"I use tough love. I want them to succeed. When I hand them their diplomas, I will know they have what it takes."
— Chef Norman Peter Hart, who teaches at the new American Academy of Culinary Arts offered at Pittsburgh Technical Institute in North Fayette.
"We don't have enough buses with the amount of students we're transporting."
— South Fayette School District transportation director Donna Harshman. The district announced plans to add four 72-passenger buses to its fleet.
"Personally, I can't understand how these two schools have not been addressed over the past two decades."
— Moon Area school board member Gia Tatone. The district is studying what to do with its elementary facilities and an abundance of empty classrooms.
"The objective of the logo image was to develop a fresh, modern design supportive of the organization's strategic plan, adopted in January 2013."
— News release from the Beaver County Chamber of Commerce, which updated its image with a fresh logo.
"This story goes to the heart of the education mission of the show." — Aidan Pickering, executive producer of "Sea Rescue," an ABC television program. Students at Crafton Elementary School were filmed for the show about marine animal rescues.
"It definitely is an important milestone, and now that we have received the road permit, it does enable us to proceed with more work."
— Eric Newhouse, project manager for the planned Newbury Market in South Fayette. The Pennsylvania Department of Transportation issued a highway occupancy permit for road improvements surrounding the 88-acre development.
“It’s a very exciting rebirth for McKees Rocks. I am excited for the town. It’s a shot in the arm that’s really needed.”
— Tracey Pedersen, a member of the McKees Rocks Historical Society. CSX Corp. announced plans to build a $50 million rail cargo transfer station on the former P&LE railroad yards in McKees Rocks and Stowe.
“We think the partnership is going to end up being stronger for both of our communities than each of us standing on our own.”
— Robert Milacci, South Fayette library board president. South Fayette and Bridgeville libraries are forming a partnership to save money and boost services.
“You pick the best of the best from all of the schools and you get one wickedly good production.”
— Laura Mitchell, Moon Area language arts teacher. Student performers from Moon Area High School and Robert Morris University collaborated in a fall musical production, “Joseph and the Amazing Technicolor Dreamcoat.”
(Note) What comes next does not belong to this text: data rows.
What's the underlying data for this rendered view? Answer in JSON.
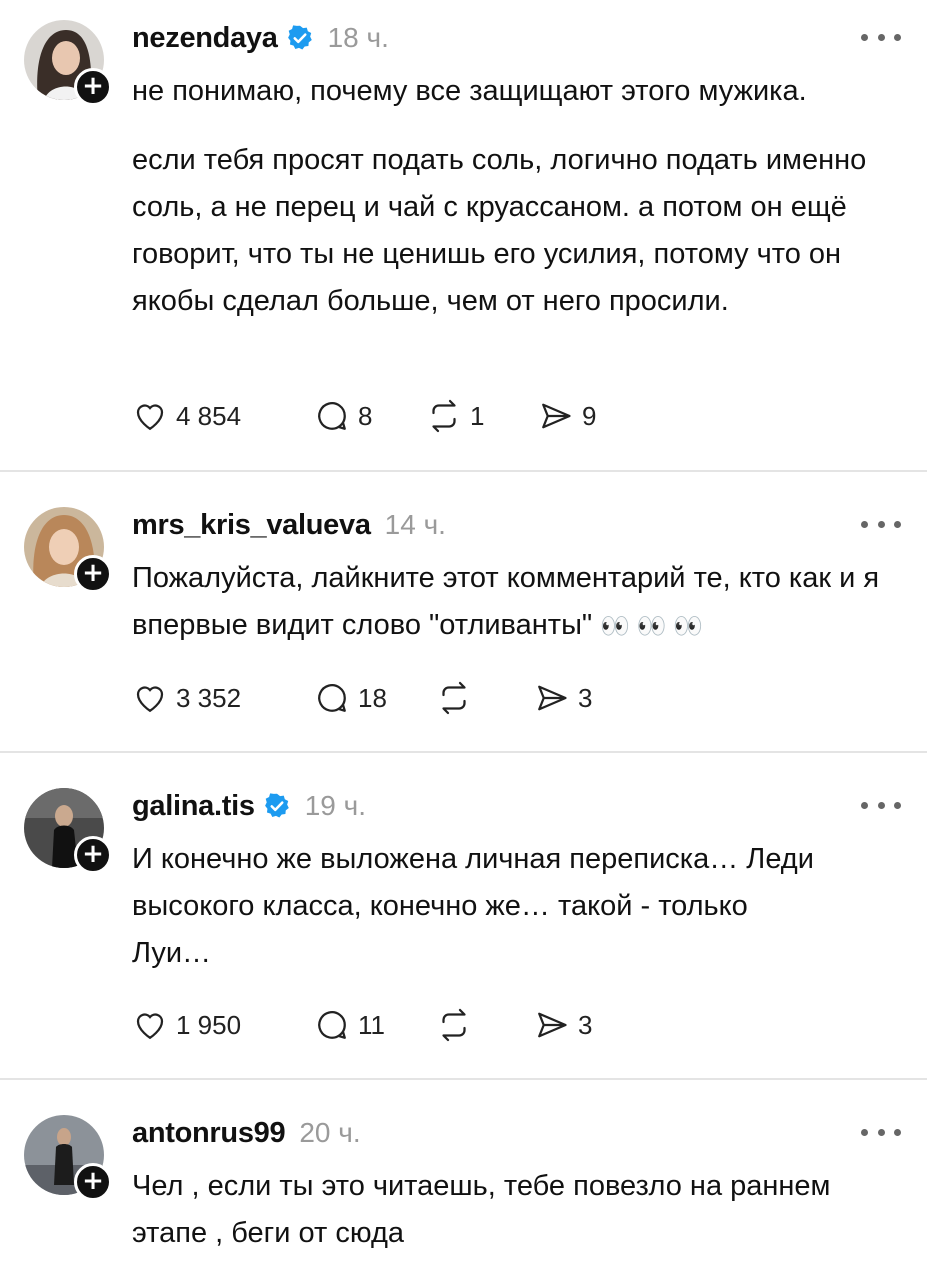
{
  "posts": [
    {
      "username": "nezendaya",
      "verified": true,
      "time": "18 ч.",
      "paragraphs": [
        "не понимаю, почему все защищают этого мужика.",
        "если тебя просят подать соль, логично подать именно соль, а не перец и чай с круассаном. а потом он ещё говорит, что ты не ценишь его усилия, потому что он якобы сделал больше, чем от него просили."
      ],
      "likes": "4 854",
      "comments": "8",
      "reposts": "1",
      "shares": "9"
    },
    {
      "username": "mrs_kris_valueva",
      "verified": false,
      "time": "14 ч.",
      "paragraphs": [
        "Пожалуйста, лайкните этот комментарий те, кто как и я впервые видит слово \"отливанты\""
      ],
      "emoji": "👀 👀 👀",
      "likes": "3 352",
      "comments": "18",
      "reposts": "",
      "shares": "3"
    },
    {
      "username": "galina.tis",
      "verified": true,
      "time": "19 ч.",
      "paragraphs": [
        "И конечно же выложена личная переписка… Леди высокого класса, конечно же… такой - только Луи…"
      ],
      "likes": "1 950",
      "comments": "11",
      "reposts": "",
      "shares": "3"
    },
    {
      "username": "antonrus99",
      "verified": false,
      "time": "20 ч.",
      "paragraphs": [
        "Чел , если ты это читаешь, тебе повезло на раннем этапе , беги от сюда"
      ]
    }
  ],
  "colors": {
    "verified": "#1d9bf0",
    "muted": "#9a9a9a",
    "divider": "#e4e4e4"
  },
  "icons": [
    "heart-icon",
    "comment-icon",
    "repost-icon",
    "share-icon",
    "more-icon",
    "verified-badge-icon",
    "follow-plus-icon"
  ]
}
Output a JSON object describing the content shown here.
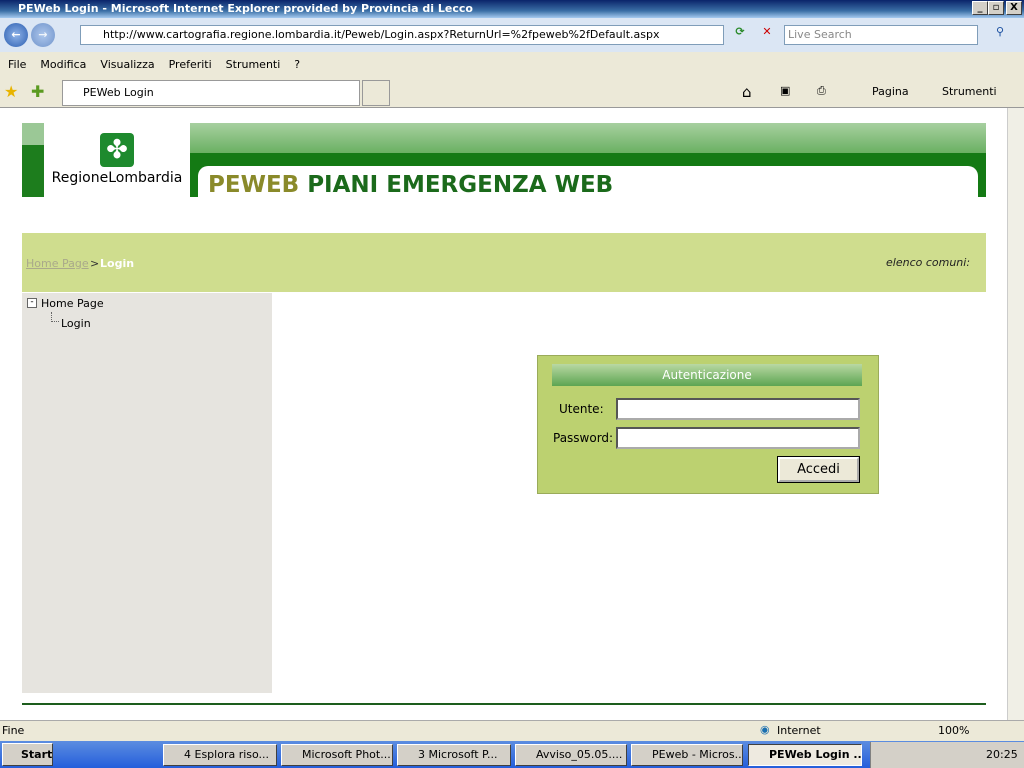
{
  "window": {
    "title": "PEWeb Login - Microsoft Internet Explorer provided by Provincia di Lecco"
  },
  "browser": {
    "url": "http://www.cartografia.regione.lombardia.it/Peweb/Login.aspx?ReturnUrl=%2fpeweb%2fDefault.aspx",
    "search_placeholder": "Live Search",
    "menu": [
      "File",
      "Modifica",
      "Visualizza",
      "Preferiti",
      "Strumenti",
      "?"
    ],
    "tab_label": "PEWeb Login",
    "cmd_page": "Pagina",
    "cmd_tools": "Strumenti"
  },
  "page": {
    "logo_text": "RegioneLombardia",
    "title_prefix": "PEWEB",
    "title_rest": "PIANI EMERGENZA WEB",
    "breadcrumb": {
      "home": "Home Page",
      "sep": ">",
      "current": "Login"
    },
    "elenco": "elenco comuni:",
    "tree": [
      {
        "label": "Home Page"
      },
      {
        "label": "Login"
      }
    ],
    "login": {
      "header": "Autenticazione",
      "user_label": "Utente:",
      "password_label": "Password:",
      "user_value": "",
      "password_value": "",
      "submit": "Accedi"
    }
  },
  "status": {
    "text": "Fine",
    "zone": "Internet",
    "zoom": "100%"
  },
  "taskbar": {
    "start": "Start",
    "tasks": [
      "4 Esplora riso...",
      "Microsoft Phot...",
      "3 Microsoft P...",
      "Avviso_05.05....",
      "PEweb - Micros...",
      "PEWeb Login ..."
    ],
    "clock": "20:25"
  }
}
“The connection to Main Street in Bridgeville is going to occur — we understand that. Please build an arterial roadway we can all live with.”
— Bridgeville resident Pasquale DiBlasio. Bridgeville residents were concerned about traffic nightmares from Bedner Farms, a housing development proposed in neighboring Upper St. Clair.
“We are proud to partner with a host of area school districts to best meet the academic and co-curricular needs of all students.”
— Quaker Valley superintendent Joseph Clapper. Quaker Valley and Cornell school districts renewed their sports partnership agreement for two years, which enables Cornell football players, cheerleaders and marching band members to play on teams and take part in organizations at Quaker Valley.
“I’m going to miss those guys. Those three as a group are the heart and soul of Collier Township.”
— Collier manager Sal Sirabella. Commissioners Robert Schuler, Kay Downey-Clarke and Timothy Young, who served a combined 18 years, are retiring.
"We're going to focus on the aftermath of Gettysburg. We hope to bring to light what happened to the people."
— Diane Klinefelter, the new part-time curator of the Civil War Room at the Andrew Carnegie Free Library in Carnegie. Ms. Klinefelter is organizing a series of Civil War programs.
"It's amazing. The reason I wanted it was for public awareness. It's a tool to help our police department do its job better."
— Carnegie police Chief Jeff Kennedy. Police have turned to Facebook to spread news about a recent theft or to alert residents to a potentially dangerous situation.